Get in touch at firstname.lastname@example.org or 020 3743 0100
Personalisation and A/B Testing have long been heralded as the best ways to prioritise information on a website in order to maximise engagement and satisfaction. But now that we have AI personalisation, should you continue to invest in UX?
Both are valid approaches to achieving an organisation's goals for their digital presence, but with the advent of artificial intelligence (AI) to the mass market, we’re on the brink of a fourth industrial revolution. We’re now able to plan less, learn and adapt quicker than ever, and deliver even more personalised user experiences. The big question for organisations is: does the way we cultivate experiences need to fundamentally change?
Digital strategies should always place user experience at their core. User experience over each and every digital channel, including the website, must be fully considered through workshops, audience research and user engagement. This is arguably more important than the underlying technology platform decision and often contributes to a significant proportion of the project budget.
However, with the capabilities to adapt the user experience that AI offers, many are wondering whether there’s still a need to invest so significantly in UX. Now that technology allows us to personalise the entire experience, do we really need to architect the perfect user journey? Is there a need to craft segmented user journeys across different digital channels if we can tailor the experience to the individual?
AI is a major topic of conversation for all the leading vendors and industry reports. But one of the challenges we’re helping our clients to understand and overcome is how to build AI into their digital strategies and roadmaps.
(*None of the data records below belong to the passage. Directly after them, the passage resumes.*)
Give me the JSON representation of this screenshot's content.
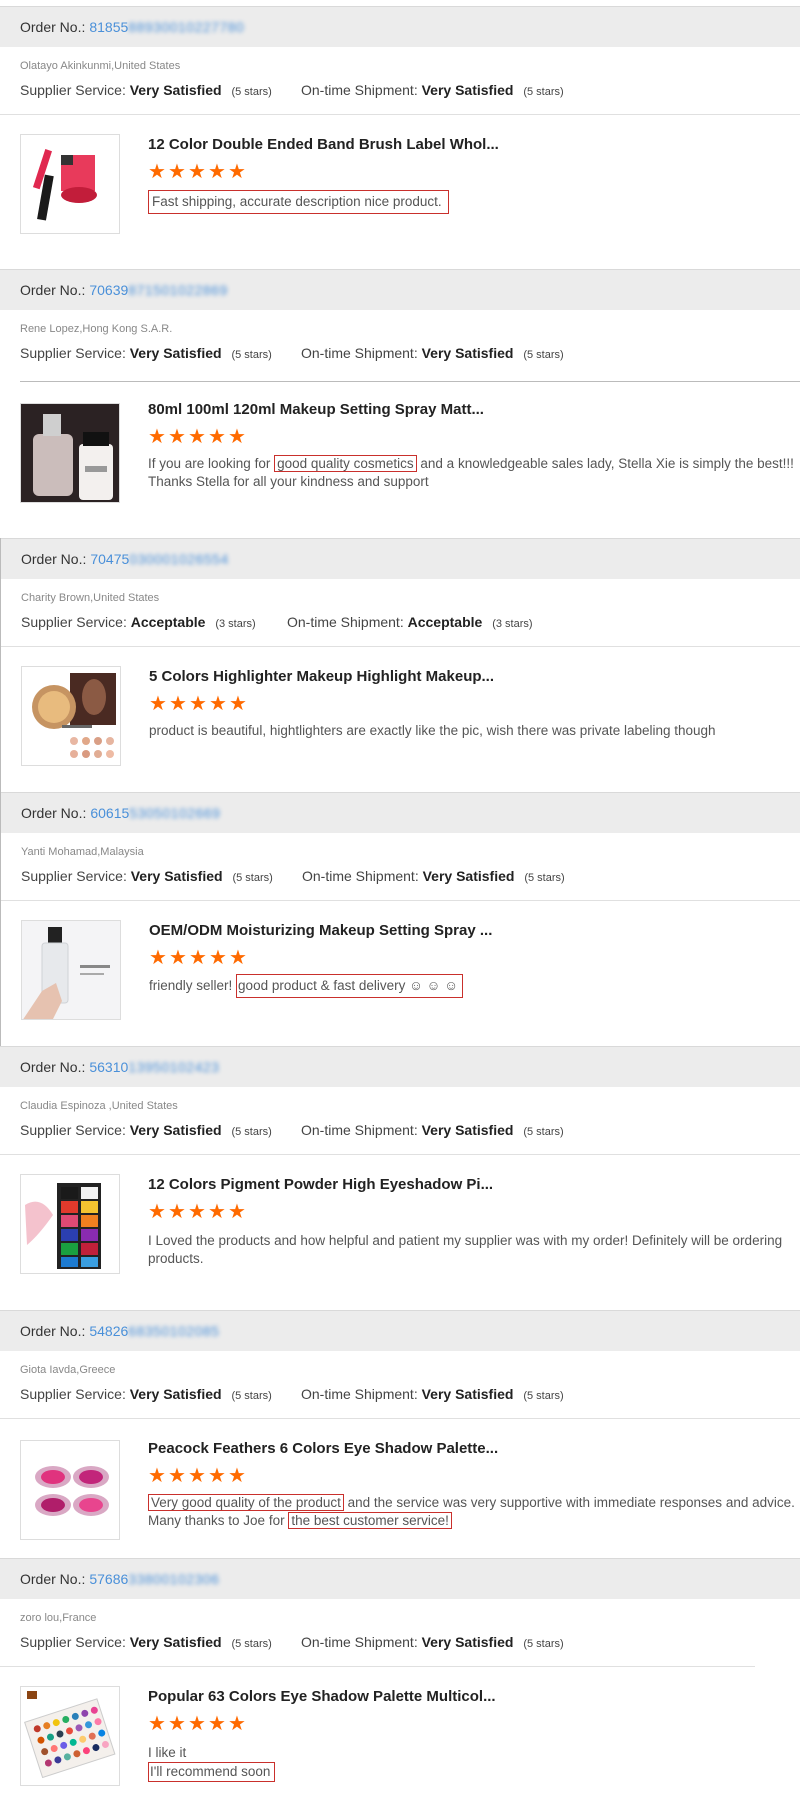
{
  "labels": {
    "order_no": "Order No.:",
    "supplier_service": "Supplier Service:",
    "ontime_shipment": "On-time Shipment:"
  },
  "star_color": "#ff6a00",
  "highlight_color": "#c9302c",
  "link_color": "#4a90d9",
  "reviews": [
    {
      "order_prefix": "81855",
      "order_blurred": "88930010227780",
      "buyer": "Olatayo Akinkunmi,United States",
      "supplier_rating": "Very Satisfied",
      "supplier_stars": "(5 stars)",
      "shipment_rating": "Very Satisfied",
      "shipment_stars": "(5 stars)",
      "product_title": "12 Color Double Ended Band Brush Label Whol...",
      "rating": 5,
      "comment": [
        "Fast shipping, accurate description nice product."
      ]
    },
    {
      "order_prefix": "70639",
      "order_blurred": "871501022869",
      "buyer": "Rene Lopez,Hong Kong S.A.R.",
      "supplier_rating": "Very Satisfied",
      "supplier_stars": "(5 stars)",
      "shipment_rating": "Very Satisfied",
      "shipment_stars": "(5 stars)",
      "product_title": "80ml 100ml 120ml Makeup Setting Spray Matt...",
      "rating": 5,
      "comment": [
        "If you are looking for ",
        "good quality cosmetics",
        " and a knowledgeable sales lady, Stella Xie is simply the best!!! Thanks Stella for all your kindness and support"
      ]
    },
    {
      "order_prefix": "70475",
      "order_blurred": "030001026554",
      "buyer": "Charity Brown,United States",
      "supplier_rating": "Acceptable",
      "supplier_stars": "(3 stars)",
      "shipment_rating": "Acceptable",
      "shipment_stars": "(3 stars)",
      "product_title": "5 Colors Highlighter Makeup Highlight Makeup...",
      "rating": 5,
      "comment": [
        "product is beautiful, hightlighters are exactly like the pic, wish there was private labeling though"
      ]
    },
    {
      "order_prefix": "60615",
      "order_blurred": "53050102669",
      "buyer": "Yanti Mohamad,Malaysia",
      "supplier_rating": "Very Satisfied",
      "supplier_stars": "(5 stars)",
      "shipment_rating": "Very Satisfied",
      "shipment_stars": "(5 stars)",
      "product_title": "OEM/ODM Moisturizing Makeup Setting Spray ...",
      "rating": 5,
      "comment": [
        "friendly seller! ",
        "good product & fast delivery ☺ ☺ ☺"
      ]
    },
    {
      "order_prefix": "56310",
      "order_blurred": "13950102423",
      "buyer": "Claudia Espinoza ,United States",
      "supplier_rating": "Very Satisfied",
      "supplier_stars": "(5 stars)",
      "shipment_rating": "Very Satisfied",
      "shipment_stars": "(5 stars)",
      "product_title": "12 Colors Pigment Powder High Eyeshadow Pi...",
      "rating": 5,
      "comment": [
        "I Loved the products and how helpful and patient my supplier was with my order! Definitely will be ordering products."
      ]
    },
    {
      "order_prefix": "54826",
      "order_blurred": "68350102085",
      "buyer": "Giota Iavda,Greece",
      "supplier_rating": "Very Satisfied",
      "supplier_stars": "(5 stars)",
      "shipment_rating": "Very Satisfied",
      "shipment_stars": "(5 stars)",
      "product_title": "Peacock Feathers 6 Colors Eye Shadow Palette...",
      "rating": 5,
      "comment": [
        "Very good quality of the product",
        " and the service was very supportive with immediate responses and advice. Many thanks to Joe for ",
        "the best customer service! "
      ]
    },
    {
      "order_prefix": "57686",
      "order_blurred": "33800102306",
      "buyer": "zoro lou,France",
      "supplier_rating": "Very Satisfied",
      "supplier_stars": "(5 stars)",
      "shipment_rating": "Very Satisfied",
      "shipment_stars": "(5 stars)",
      "product_title": "Popular 63 Colors Eye Shadow Palette Multicol...",
      "rating": 5,
      "comment": [
        "I like it",
        "I'll recommend soon"
      ]
    }
  ]
}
We’ve built digital solutions for clients such as the Financial Services Forum and RICS that enable them to deliver personalised content to their users by pulling data from their CRM systems. The next step in personalisation is to be able to deliver products or services to customers that are linked to user behaviour and categories. For example, if you know that your customer has recently bought a red kettle, perhaps you’d want to show them red toasters and so on. Feeding data into AI will help you deliver personalisation at scale, enabling you to drive competitive advantage and boost user experience.
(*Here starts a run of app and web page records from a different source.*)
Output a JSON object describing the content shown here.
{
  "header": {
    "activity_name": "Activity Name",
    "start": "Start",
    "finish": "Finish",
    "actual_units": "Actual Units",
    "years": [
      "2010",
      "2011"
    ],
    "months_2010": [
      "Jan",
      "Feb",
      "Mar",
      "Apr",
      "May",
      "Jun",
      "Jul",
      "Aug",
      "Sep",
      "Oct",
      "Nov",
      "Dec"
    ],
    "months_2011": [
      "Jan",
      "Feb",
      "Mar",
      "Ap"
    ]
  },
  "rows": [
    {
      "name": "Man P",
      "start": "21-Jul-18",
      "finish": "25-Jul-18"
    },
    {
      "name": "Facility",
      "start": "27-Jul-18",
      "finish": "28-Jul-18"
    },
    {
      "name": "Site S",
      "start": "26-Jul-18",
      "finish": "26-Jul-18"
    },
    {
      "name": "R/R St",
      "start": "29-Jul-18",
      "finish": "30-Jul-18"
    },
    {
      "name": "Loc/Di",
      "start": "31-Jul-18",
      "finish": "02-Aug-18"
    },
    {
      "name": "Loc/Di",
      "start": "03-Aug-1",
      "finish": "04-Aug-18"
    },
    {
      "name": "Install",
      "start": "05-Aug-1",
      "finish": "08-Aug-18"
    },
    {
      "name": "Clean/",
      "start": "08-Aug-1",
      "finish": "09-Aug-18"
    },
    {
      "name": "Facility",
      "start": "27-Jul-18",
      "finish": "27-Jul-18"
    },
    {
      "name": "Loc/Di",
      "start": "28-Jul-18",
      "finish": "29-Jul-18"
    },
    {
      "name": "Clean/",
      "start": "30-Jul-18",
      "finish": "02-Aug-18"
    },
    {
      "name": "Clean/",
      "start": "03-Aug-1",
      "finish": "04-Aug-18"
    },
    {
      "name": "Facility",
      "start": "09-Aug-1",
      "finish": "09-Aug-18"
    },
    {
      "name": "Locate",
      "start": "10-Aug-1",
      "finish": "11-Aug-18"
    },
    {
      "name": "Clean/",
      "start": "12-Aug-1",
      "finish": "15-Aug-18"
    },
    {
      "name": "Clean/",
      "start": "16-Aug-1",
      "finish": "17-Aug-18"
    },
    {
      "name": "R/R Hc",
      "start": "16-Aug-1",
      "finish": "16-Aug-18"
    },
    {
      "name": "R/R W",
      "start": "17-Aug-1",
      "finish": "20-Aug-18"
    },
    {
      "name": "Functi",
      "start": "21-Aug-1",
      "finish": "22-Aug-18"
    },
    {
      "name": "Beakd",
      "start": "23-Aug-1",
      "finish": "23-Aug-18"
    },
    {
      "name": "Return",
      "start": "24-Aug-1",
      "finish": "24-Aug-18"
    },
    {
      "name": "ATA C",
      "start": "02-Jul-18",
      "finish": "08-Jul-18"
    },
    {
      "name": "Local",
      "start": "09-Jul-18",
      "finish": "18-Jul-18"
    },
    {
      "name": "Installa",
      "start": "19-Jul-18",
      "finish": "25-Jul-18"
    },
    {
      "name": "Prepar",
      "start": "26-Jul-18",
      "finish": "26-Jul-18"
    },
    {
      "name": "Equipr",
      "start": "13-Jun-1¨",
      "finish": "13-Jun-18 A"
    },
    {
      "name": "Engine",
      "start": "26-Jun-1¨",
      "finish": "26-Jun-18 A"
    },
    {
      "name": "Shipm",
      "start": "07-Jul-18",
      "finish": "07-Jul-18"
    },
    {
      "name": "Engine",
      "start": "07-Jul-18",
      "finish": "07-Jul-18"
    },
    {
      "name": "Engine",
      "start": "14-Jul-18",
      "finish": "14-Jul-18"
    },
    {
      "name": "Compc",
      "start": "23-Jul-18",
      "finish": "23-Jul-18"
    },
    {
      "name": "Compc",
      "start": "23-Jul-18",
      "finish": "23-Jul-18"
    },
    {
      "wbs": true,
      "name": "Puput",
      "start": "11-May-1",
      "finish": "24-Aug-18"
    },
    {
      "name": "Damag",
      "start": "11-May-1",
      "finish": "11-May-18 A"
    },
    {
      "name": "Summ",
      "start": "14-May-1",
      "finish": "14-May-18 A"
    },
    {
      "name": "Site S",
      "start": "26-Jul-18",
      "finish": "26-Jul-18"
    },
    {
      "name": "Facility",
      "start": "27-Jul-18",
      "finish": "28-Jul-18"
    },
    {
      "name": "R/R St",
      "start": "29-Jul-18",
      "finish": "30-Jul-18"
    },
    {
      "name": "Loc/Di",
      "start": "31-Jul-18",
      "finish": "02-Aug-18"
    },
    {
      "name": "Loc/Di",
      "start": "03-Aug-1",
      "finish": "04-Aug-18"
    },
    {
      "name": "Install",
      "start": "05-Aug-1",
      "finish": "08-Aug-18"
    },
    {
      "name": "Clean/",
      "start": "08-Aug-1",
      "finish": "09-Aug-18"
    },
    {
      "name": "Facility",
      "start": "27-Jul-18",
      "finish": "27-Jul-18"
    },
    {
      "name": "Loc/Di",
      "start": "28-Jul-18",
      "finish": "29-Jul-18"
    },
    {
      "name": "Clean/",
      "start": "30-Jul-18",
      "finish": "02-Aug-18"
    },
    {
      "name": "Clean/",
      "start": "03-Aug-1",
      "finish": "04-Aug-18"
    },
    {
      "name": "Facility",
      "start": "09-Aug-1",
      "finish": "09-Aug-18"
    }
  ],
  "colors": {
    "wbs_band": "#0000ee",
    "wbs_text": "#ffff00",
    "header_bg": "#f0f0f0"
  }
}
AI will help to empower employees, engage customers through channels such as conversational UI, optimise operations, transform products and monitor campaigns in real-time, adapting them without manual intervention.
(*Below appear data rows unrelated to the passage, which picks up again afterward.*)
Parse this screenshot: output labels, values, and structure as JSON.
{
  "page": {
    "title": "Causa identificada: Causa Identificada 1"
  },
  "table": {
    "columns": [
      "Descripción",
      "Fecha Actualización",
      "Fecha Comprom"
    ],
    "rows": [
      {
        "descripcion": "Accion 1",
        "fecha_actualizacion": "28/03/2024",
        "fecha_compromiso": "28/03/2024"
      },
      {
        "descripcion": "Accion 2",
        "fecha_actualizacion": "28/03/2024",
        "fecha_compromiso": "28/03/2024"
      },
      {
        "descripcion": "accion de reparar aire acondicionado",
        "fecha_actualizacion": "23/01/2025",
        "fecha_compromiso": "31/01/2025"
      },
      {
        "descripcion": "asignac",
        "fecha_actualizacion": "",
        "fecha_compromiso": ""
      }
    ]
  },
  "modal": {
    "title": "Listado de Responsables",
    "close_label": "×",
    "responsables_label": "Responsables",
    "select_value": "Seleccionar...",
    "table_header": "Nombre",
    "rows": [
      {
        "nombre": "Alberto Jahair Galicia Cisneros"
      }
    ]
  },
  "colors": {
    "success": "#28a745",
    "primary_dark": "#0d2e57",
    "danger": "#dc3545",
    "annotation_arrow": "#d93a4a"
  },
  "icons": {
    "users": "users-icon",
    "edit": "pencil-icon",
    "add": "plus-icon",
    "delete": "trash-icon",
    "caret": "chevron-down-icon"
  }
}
For years now, Facebook, Amazon and others have used AI and behavioural personalisation to drive our experiences, recommending products and content based on our behaviour. However, while these sites are built for direct user interaction, a traditional company website isn't. There’s no user profile, no past behaviour to instantly make recommendations with.
Using AI to adapt the user experience isn't anything new, but the ability to benefit from the power of AI for a relatively low investment is a recent development.
Until recently the traditional methods of A/B testing and editor driven personalisation (using defined segments of users based on specific criteria to adapt content) have been the most commonly employed approaches to improving the customer journey. Personalisation technology, now available in all digital experience platforms, can be used to display more relevant content to the user.
AI further supplements the personalisation capabilities of digital experience platforms by providing the ability to deliver the right content to the right person at the right time, based on the data we know about the individual user, not a group of similar users. The holy grail of the ‘segment of one.’
At Netcel, our UX process has matured to consider how AI can further enhance an experience, as well as where it is appropriate to do so. Now more than ever, UX must consider the data that is available (and that can be captured) in order to allow AI to enhance the users' experience through whichever digital channel they interact with. The knowledge and understanding of AI is key to creating the optimal user experience.
It is commonly said that AI eats data, and that without data, AI is starved of the information that it requires in order to make recommendations, be that content links or products. Capture of data is what allows AI to enhance the users' experience.
Consider how on demand TV providers such as Netflix, Sky or Virgin apply AI to prompt you with further viewing recommendations. This only works as a result of the data from your viewing history. As you watch more content, providing the AI with even more data, the recommendations get even more accurate and your user experience is enhanced. Your data is supplemented by the millions of other data points that are provided when other users watch or rate similar content to you. But the models by which AI interprets this data aren’t created by AI. Manual intervention is still required in order for AI to make sense of the data that’s fed to it.
AI can enhance an experience, but what it cannot do is initiate the entire user experience. It relies both on the data and models that have been created and trained. The ability to create an entire user experience through AI, machine learning or even deep learning simply doesn't exist today. The UX team are effectively the trainers for the AI layer, with vast experience and an ability to predict and analyse human behaviour.
This is where UX blends with AI. You need to understand the problem you are trying to solve, with or without the assistance of AI.
The arrival of the fourth industrial revolution, and the mass market availability of AI, does not mean that the need for investment in user experiences has reduced. But nevertheless, AI is providing better ROI, along with the ability to refine experiences on an individual level which has, until now, been unachievable.